▶ **WHAT IS REQUIRED**
From the first line to the last, return the data exactly as it stands.

Stored records
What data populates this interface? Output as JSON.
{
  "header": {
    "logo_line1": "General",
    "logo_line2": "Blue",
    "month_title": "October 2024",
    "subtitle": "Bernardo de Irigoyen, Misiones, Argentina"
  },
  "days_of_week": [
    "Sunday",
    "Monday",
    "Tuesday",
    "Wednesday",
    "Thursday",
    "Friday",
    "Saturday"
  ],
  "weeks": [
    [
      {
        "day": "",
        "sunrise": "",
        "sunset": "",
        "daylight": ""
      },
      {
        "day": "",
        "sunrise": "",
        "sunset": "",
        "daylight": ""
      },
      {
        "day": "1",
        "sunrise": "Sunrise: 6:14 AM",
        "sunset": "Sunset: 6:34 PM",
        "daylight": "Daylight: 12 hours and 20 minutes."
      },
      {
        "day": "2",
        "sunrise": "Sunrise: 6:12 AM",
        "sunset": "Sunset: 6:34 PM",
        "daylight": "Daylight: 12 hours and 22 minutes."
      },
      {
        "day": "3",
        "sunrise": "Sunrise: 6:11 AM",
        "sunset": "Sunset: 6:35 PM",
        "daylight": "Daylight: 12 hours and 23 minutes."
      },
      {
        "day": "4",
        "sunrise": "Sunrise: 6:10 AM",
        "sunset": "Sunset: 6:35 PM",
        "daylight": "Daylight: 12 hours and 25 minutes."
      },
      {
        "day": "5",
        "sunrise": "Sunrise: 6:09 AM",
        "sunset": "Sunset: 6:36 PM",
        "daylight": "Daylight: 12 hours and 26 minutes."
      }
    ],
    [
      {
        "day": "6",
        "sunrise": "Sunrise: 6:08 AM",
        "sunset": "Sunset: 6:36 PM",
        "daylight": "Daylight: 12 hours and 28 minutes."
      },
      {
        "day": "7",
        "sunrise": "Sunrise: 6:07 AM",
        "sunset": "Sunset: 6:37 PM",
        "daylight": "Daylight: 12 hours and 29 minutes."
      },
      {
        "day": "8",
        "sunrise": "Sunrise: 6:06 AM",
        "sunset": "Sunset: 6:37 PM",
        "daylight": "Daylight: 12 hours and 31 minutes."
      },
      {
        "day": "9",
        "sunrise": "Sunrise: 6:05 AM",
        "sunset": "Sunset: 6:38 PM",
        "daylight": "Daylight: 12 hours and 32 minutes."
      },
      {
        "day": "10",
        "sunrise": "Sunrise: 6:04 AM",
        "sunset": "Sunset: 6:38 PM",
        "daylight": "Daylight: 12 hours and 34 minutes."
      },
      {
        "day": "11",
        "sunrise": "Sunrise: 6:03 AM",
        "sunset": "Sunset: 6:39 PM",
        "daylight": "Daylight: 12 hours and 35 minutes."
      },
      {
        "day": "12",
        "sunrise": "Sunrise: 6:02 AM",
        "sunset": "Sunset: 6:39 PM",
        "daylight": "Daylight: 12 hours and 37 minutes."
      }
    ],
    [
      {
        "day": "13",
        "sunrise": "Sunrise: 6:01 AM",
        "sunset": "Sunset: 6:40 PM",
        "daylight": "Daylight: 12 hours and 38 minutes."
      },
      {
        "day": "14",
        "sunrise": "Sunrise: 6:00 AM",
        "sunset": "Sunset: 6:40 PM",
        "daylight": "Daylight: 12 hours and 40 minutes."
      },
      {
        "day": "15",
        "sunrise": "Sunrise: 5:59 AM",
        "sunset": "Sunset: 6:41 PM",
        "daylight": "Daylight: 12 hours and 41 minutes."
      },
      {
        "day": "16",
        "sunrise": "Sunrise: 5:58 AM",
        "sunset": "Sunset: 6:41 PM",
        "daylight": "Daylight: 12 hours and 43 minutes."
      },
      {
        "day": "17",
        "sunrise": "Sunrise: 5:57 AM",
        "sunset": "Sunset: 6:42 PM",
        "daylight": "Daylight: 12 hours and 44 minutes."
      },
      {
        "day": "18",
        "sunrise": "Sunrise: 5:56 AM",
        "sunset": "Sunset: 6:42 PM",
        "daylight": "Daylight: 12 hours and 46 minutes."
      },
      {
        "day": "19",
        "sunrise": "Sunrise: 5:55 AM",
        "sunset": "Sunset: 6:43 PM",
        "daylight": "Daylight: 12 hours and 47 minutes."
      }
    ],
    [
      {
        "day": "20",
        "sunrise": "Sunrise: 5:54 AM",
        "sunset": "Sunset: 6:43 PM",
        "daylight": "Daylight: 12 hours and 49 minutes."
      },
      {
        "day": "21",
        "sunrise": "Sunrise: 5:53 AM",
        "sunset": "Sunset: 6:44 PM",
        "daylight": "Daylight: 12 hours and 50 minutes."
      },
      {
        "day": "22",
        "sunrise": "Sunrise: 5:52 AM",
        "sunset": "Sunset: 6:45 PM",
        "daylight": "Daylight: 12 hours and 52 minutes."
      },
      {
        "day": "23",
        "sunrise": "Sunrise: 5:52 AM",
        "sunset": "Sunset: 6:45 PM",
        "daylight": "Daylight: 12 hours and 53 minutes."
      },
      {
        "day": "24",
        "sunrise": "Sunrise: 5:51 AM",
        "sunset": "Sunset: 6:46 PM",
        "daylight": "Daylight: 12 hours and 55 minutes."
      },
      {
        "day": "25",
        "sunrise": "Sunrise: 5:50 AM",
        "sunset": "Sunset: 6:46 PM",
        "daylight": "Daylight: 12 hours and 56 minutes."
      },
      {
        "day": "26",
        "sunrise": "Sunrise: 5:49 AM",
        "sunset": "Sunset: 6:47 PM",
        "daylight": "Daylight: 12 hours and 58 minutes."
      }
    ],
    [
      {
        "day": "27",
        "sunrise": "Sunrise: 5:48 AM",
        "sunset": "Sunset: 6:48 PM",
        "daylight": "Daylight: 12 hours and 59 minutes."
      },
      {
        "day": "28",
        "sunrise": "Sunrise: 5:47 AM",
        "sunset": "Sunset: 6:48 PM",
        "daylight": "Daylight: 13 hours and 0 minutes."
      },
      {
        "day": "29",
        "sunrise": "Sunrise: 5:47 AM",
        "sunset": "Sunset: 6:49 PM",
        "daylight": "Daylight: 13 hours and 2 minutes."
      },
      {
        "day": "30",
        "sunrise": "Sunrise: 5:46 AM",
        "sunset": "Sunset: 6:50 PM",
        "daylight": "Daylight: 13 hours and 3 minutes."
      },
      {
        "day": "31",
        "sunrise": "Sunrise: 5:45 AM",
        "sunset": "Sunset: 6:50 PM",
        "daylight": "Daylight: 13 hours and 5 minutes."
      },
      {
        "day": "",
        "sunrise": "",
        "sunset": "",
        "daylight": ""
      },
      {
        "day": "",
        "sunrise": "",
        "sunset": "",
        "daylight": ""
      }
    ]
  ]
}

▶ **ANSWER SPACE**
What data populates this interface? Output as JSON.
{
  "header": {
    "logo_line1": "General",
    "logo_line2": "Blue",
    "month_title": "October 2024",
    "subtitle": "Bernardo de Irigoyen, Misiones, Argentina"
  },
  "days_of_week": [
    "Sunday",
    "Monday",
    "Tuesday",
    "Wednesday",
    "Thursday",
    "Friday",
    "Saturday"
  ],
  "weeks": [
    [
      {
        "day": "",
        "sunrise": "",
        "sunset": "",
        "daylight": ""
      },
      {
        "day": "",
        "sunrise": "",
        "sunset": "",
        "daylight": ""
      },
      {
        "day": "1",
        "sunrise": "Sunrise: 6:14 AM",
        "sunset": "Sunset: 6:34 PM",
        "daylight": "Daylight: 12 hours and 20 minutes."
      },
      {
        "day": "2",
        "sunrise": "Sunrise: 6:12 AM",
        "sunset": "Sunset: 6:34 PM",
        "daylight": "Daylight: 12 hours and 22 minutes."
      },
      {
        "day": "3",
        "sunrise": "Sunrise: 6:11 AM",
        "sunset": "Sunset: 6:35 PM",
        "daylight": "Daylight: 12 hours and 23 minutes."
      },
      {
        "day": "4",
        "sunrise": "Sunrise: 6:10 AM",
        "sunset": "Sunset: 6:35 PM",
        "daylight": "Daylight: 12 hours and 25 minutes."
      },
      {
        "day": "5",
        "sunrise": "Sunrise: 6:09 AM",
        "sunset": "Sunset: 6:36 PM",
        "daylight": "Daylight: 12 hours and 26 minutes."
      }
    ],
    [
      {
        "day": "6",
        "sunrise": "Sunrise: 6:08 AM",
        "sunset": "Sunset: 6:36 PM",
        "daylight": "Daylight: 12 hours and 28 minutes."
      },
      {
        "day": "7",
        "sunrise": "Sunrise: 6:07 AM",
        "sunset": "Sunset: 6:37 PM",
        "daylight": "Daylight: 12 hours and 29 minutes."
      },
      {
        "day": "8",
        "sunrise": "Sunrise: 6:06 AM",
        "sunset": "Sunset: 6:37 PM",
        "daylight": "Daylight: 12 hours and 31 minutes."
      },
      {
        "day": "9",
        "sunrise": "Sunrise: 6:05 AM",
        "sunset": "Sunset: 6:38 PM",
        "daylight": "Daylight: 12 hours and 32 minutes."
      },
      {
        "day": "10",
        "sunrise": "Sunrise: 6:04 AM",
        "sunset": "Sunset: 6:38 PM",
        "daylight": "Daylight: 12 hours and 34 minutes."
      },
      {
        "day": "11",
        "sunrise": "Sunrise: 6:03 AM",
        "sunset": "Sunset: 6:39 PM",
        "daylight": "Daylight: 12 hours and 35 minutes."
      },
      {
        "day": "12",
        "sunrise": "Sunrise: 6:02 AM",
        "sunset": "Sunset: 6:39 PM",
        "daylight": "Daylight: 12 hours and 37 minutes."
      }
    ],
    [
      {
        "day": "13",
        "sunrise": "Sunrise: 6:01 AM",
        "sunset": "Sunset: 6:40 PM",
        "daylight": "Daylight: 12 hours and 38 minutes."
      },
      {
        "day": "14",
        "sunrise": "Sunrise: 6:00 AM",
        "sunset": "Sunset: 6:40 PM",
        "daylight": "Daylight: 12 hours and 40 minutes."
      },
      {
        "day": "15",
        "sunrise": "Sunrise: 5:59 AM",
        "sunset": "Sunset: 6:41 PM",
        "daylight": "Daylight: 12 hours and 41 minutes."
      },
      {
        "day": "16",
        "sunrise": "Sunrise: 5:58 AM",
        "sunset": "Sunset: 6:41 PM",
        "daylight": "Daylight: 12 hours and 43 minutes."
      },
      {
        "day": "17",
        "sunrise": "Sunrise: 5:57 AM",
        "sunset": "Sunset: 6:42 PM",
        "daylight": "Daylight: 12 hours and 44 minutes."
      },
      {
        "day": "18",
        "sunrise": "Sunrise: 5:56 AM",
        "sunset": "Sunset: 6:42 PM",
        "daylight": "Daylight: 12 hours and 46 minutes."
      },
      {
        "day": "19",
        "sunrise": "Sunrise: 5:55 AM",
        "sunset": "Sunset: 6:43 PM",
        "daylight": "Daylight: 12 hours and 47 minutes."
      }
    ],
    [
      {
        "day": "20",
        "sunrise": "Sunrise: 5:54 AM",
        "sunset": "Sunset: 6:43 PM",
        "daylight": "Daylight: 12 hours and 49 minutes."
      },
      {
        "day": "21",
        "sunrise": "Sunrise: 5:53 AM",
        "sunset": "Sunset: 6:44 PM",
        "daylight": "Daylight: 12 hours and 50 minutes."
      },
      {
        "day": "22",
        "sunrise": "Sunrise: 5:52 AM",
        "sunset": "Sunset: 6:45 PM",
        "daylight": "Daylight: 12 hours and 52 minutes."
      },
      {
        "day": "23",
        "sunrise": "Sunrise: 5:52 AM",
        "sunset": "Sunset: 6:45 PM",
        "daylight": "Daylight: 12 hours and 53 minutes."
      },
      {
        "day": "24",
        "sunrise": "Sunrise: 5:51 AM",
        "sunset": "Sunset: 6:46 PM",
        "daylight": "Daylight: 12 hours and 55 minutes."
      },
      {
        "day": "25",
        "sunrise": "Sunrise: 5:50 AM",
        "sunset": "Sunset: 6:46 PM",
        "daylight": "Daylight: 12 hours and 56 minutes."
      },
      {
        "day": "26",
        "sunrise": "Sunrise: 5:49 AM",
        "sunset": "Sunset: 6:47 PM",
        "daylight": "Daylight: 12 hours and 58 minutes."
      }
    ],
    [
      {
        "day": "27",
        "sunrise": "Sunrise: 5:48 AM",
        "sunset": "Sunset: 6:48 PM",
        "daylight": "Daylight: 12 hours and 59 minutes."
      },
      {
        "day": "28",
        "sunrise": "Sunrise: 5:47 AM",
        "sunset": "Sunset: 6:48 PM",
        "daylight": "Daylight: 13 hours and 0 minutes."
      },
      {
        "day": "29",
        "sunrise": "Sunrise: 5:47 AM",
        "sunset": "Sunset: 6:49 PM",
        "daylight": "Daylight: 13 hours and 2 minutes."
      },
      {
        "day": "30",
        "sunrise": "Sunrise: 5:46 AM",
        "sunset": "Sunset: 6:50 PM",
        "daylight": "Daylight: 13 hours and 3 minutes."
      },
      {
        "day": "31",
        "sunrise": "Sunrise: 5:45 AM",
        "sunset": "Sunset: 6:50 PM",
        "daylight": "Daylight: 13 hours and 5 minutes."
      },
      {
        "day": "",
        "sunrise": "",
        "sunset": "",
        "daylight": ""
      },
      {
        "day": "",
        "sunrise": "",
        "sunset": "",
        "daylight": ""
      }
    ]
  ]
}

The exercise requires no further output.